Gaughran suggests you bid based on CPM (impressions, ie how many people view your ad) but Bookbub themselves posted on their blog an example of someone who ran a very successful ad based on CPC (you pay each time someone clicks on your ad). Since I wanted to test images, for both ads I chose CPM. If this is at all successful, I may try it a second time bidding on CPC and see how it does.
So, how did they do? Well, soon after I started my ad campaign I realized that I’d made a major mistake: I’d left my book at full price ($2.99). Bookbub readers are expecting .99 or free books. I quickly reduced the price of the book, and boom! It took off! I went from having 12 pre-orders to 80 in one day!
According to the Bookbub stats, they weren’t from there. They said that while 2400 people saw my ad, only 20 people clicked. But those purchases had to have come from somewhere!
Amazon ads are absolutely straight forward when you set them up. You don’t get to choose or design your own image, it’s just your book cover. You have to write great ad copy though, so my two test ads are testing that out. Also vital to Amazon ads are the keywords you use. Based on advice I got from a marketing specialist, I’ve got a bunch of long, genre specific keywords (Historical Regency romance England – for example is one “keyword”), a lot of shorter keywords (Historical romance) and a long list of authors who write Regency romance. Based on what others in my genre have said, I bid .50 per keyword (although Amazon will suggest an amount for each, sometimes more but usually less). You don’t have a choice to pay per impression, you only pay per click.
I ran two ads with only one variation in my copy – in one I gave my tag line and in the other I added the word “Regency romance” to it. Not a big difference, but this was a test.
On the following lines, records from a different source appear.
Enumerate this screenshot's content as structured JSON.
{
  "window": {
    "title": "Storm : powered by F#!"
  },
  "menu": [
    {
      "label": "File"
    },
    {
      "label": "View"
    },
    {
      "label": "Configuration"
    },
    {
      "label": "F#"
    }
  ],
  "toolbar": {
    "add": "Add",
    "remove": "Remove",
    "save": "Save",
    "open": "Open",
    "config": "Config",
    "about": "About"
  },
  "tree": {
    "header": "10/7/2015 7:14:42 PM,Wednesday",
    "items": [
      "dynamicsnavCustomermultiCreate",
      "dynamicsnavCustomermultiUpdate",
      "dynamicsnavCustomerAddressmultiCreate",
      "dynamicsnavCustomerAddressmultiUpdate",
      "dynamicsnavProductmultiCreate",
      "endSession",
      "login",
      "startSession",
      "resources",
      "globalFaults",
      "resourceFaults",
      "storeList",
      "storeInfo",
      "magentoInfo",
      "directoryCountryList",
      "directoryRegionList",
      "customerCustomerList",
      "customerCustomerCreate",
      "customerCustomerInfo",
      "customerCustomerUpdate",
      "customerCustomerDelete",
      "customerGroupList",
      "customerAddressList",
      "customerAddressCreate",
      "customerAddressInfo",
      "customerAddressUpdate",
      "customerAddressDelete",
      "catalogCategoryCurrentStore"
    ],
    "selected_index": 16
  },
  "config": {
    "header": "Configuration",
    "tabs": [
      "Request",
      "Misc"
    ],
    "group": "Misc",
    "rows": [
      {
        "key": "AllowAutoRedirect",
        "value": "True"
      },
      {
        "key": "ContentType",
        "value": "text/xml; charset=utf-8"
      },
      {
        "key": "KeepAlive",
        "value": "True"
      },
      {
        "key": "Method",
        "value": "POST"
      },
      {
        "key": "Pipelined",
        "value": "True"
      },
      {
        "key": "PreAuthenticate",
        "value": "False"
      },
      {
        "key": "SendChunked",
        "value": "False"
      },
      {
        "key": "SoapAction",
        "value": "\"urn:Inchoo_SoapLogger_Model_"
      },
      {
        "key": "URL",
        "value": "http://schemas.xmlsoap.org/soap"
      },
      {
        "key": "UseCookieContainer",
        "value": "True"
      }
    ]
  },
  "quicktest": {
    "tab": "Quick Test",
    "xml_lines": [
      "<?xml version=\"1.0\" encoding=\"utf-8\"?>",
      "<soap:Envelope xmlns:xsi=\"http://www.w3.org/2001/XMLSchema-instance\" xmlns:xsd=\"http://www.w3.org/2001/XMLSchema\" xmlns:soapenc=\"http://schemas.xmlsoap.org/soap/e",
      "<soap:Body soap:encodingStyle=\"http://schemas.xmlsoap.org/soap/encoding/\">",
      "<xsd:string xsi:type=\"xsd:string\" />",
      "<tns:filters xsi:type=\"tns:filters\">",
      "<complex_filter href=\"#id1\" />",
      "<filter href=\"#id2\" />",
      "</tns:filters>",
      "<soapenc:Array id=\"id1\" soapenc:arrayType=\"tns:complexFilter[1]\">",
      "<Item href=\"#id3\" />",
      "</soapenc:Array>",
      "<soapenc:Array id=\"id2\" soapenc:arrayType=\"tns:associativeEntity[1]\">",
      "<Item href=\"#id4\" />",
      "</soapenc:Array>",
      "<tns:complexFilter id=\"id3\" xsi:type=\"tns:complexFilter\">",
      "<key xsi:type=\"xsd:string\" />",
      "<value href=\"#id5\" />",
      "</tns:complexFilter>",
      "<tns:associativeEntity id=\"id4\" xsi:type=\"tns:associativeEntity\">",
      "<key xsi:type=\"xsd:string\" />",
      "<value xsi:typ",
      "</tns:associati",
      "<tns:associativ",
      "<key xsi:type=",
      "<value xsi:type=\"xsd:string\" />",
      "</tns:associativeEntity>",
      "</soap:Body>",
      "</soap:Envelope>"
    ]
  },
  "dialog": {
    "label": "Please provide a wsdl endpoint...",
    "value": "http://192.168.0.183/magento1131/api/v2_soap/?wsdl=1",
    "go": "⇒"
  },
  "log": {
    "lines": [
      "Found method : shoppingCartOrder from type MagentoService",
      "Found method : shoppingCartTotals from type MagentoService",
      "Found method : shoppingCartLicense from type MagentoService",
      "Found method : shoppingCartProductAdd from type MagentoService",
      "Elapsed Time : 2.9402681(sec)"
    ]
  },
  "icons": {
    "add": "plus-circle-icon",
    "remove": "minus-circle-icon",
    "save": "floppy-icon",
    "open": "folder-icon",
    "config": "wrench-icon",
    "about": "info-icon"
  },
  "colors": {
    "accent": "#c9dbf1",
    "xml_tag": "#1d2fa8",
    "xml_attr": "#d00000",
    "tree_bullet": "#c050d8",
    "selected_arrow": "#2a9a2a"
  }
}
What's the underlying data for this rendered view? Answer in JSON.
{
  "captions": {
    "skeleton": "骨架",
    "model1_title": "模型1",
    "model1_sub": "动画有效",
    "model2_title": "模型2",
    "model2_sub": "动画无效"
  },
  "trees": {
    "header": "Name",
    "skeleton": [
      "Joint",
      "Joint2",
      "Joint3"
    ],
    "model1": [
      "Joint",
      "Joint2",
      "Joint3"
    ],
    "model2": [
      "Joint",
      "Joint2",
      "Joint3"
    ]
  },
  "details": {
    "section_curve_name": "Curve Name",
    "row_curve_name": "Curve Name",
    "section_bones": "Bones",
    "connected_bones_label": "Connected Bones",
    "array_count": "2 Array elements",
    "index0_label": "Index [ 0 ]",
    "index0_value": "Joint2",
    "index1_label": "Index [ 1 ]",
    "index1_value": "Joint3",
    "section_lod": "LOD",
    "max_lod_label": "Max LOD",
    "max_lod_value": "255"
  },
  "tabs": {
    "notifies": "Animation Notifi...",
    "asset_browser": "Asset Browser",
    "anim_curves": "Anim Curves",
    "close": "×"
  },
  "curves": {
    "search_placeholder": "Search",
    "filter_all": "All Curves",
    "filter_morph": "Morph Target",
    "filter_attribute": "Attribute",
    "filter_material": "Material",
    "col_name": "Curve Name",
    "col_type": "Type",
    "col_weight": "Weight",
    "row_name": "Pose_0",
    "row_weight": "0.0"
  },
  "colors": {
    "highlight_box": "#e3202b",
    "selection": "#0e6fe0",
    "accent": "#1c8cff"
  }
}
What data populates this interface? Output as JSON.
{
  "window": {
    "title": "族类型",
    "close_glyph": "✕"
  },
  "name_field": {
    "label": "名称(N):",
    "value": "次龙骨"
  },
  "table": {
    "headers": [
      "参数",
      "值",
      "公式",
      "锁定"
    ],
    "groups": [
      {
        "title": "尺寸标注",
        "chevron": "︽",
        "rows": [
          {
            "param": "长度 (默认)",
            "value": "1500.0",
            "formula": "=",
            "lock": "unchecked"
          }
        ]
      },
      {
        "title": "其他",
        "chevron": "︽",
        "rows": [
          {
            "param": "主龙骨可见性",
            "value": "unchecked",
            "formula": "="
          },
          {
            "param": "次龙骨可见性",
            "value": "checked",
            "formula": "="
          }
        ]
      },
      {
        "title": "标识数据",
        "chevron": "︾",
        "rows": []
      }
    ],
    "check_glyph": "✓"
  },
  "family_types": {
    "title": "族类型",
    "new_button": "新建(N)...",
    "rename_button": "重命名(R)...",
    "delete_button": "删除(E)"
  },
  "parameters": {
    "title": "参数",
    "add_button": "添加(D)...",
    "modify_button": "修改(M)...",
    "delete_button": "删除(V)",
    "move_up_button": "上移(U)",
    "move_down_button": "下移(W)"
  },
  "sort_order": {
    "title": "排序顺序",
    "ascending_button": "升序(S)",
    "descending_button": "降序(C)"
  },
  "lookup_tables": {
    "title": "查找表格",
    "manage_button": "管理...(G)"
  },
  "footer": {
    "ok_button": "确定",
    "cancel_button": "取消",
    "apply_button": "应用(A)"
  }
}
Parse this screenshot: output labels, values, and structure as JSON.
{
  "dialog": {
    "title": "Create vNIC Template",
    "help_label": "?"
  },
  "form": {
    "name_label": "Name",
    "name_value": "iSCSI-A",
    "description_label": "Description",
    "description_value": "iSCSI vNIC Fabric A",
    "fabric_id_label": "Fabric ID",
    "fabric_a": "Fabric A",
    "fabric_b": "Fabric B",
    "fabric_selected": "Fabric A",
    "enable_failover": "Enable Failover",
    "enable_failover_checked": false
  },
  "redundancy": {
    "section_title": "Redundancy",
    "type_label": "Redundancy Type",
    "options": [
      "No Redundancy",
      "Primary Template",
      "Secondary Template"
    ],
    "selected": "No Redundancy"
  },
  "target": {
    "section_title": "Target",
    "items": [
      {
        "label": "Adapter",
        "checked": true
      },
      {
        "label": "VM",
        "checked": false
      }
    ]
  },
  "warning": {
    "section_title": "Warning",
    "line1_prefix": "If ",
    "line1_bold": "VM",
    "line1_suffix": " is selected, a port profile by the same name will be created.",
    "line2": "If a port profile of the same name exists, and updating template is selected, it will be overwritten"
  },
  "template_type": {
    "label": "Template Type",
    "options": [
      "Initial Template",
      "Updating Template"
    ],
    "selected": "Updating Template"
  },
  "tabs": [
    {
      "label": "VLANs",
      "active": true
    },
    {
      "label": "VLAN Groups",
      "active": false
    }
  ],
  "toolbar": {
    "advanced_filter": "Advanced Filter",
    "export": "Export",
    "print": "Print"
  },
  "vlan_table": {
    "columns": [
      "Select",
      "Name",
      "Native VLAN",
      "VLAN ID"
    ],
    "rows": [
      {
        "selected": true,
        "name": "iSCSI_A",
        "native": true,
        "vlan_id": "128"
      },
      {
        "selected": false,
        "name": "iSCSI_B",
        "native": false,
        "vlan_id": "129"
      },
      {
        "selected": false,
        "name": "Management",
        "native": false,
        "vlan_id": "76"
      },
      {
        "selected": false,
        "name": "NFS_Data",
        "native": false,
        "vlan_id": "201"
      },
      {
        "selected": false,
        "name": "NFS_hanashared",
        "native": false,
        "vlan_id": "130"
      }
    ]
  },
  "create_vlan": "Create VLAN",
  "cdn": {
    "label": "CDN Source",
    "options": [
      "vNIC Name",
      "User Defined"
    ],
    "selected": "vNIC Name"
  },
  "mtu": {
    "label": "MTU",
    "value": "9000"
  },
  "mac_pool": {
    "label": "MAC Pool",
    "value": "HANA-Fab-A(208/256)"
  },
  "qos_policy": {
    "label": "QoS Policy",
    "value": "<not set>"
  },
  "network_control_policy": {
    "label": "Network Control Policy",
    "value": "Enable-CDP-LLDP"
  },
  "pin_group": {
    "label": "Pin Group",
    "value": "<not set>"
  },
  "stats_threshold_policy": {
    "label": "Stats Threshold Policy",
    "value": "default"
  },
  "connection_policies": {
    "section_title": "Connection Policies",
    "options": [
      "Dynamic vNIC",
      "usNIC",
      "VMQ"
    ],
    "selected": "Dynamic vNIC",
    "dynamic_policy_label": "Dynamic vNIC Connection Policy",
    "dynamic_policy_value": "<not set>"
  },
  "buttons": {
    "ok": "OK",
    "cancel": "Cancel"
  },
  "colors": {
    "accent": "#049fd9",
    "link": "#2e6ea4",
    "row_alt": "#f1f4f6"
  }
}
My results: I had an ACOS (the total spent divided by sales) of 156% in the ad without the genre specification and 135% in the one with the genre named. So I had 9 sales for $26.50 spent for the first ad and 12 sales for the same amount of money. Naturally, you want those percentage numbers to be as far below 100% as possible – at 100% you are spending as much as you’re earning.
Do I consider these ads to be a total failure?
Actually, no I don’t.
The reason for that is because the more often someone sees your book cover, the more likely they are to buy it the next time they see it. They say it takes seven impressions for someone to act. That means that even if someone didn’t click on my ad when they saw it on Bookbub, if they then went to Amazon and saw again there, and perhaps popped over to Facebook where one of my friends shared my post about the book coming out, they’ve only seen the book cover three times. If they don’t know my writing, they’re probably going to need to see it a few more times before they’ll actually click on it and then, hopefully, purchase it.
Each impression is important. Having that impression spark a touch of interest, even more so. Once they see it enough, I’m sure they’ll buy it, read it and love it. At least I hope so!
So, the outcome of this journey is that I’m going to keep plugging away at these ads. I’ve got two more books coming out in the next few months (Book 2 in May and Book 3 in June). For each release, I’ll promote Book 1, dropping the price down to 99 cents and eventually leaving it there once all three books are published to act as my loss leader and encourage people to read the series.
Hopefully, with each book my ads will get better and do better.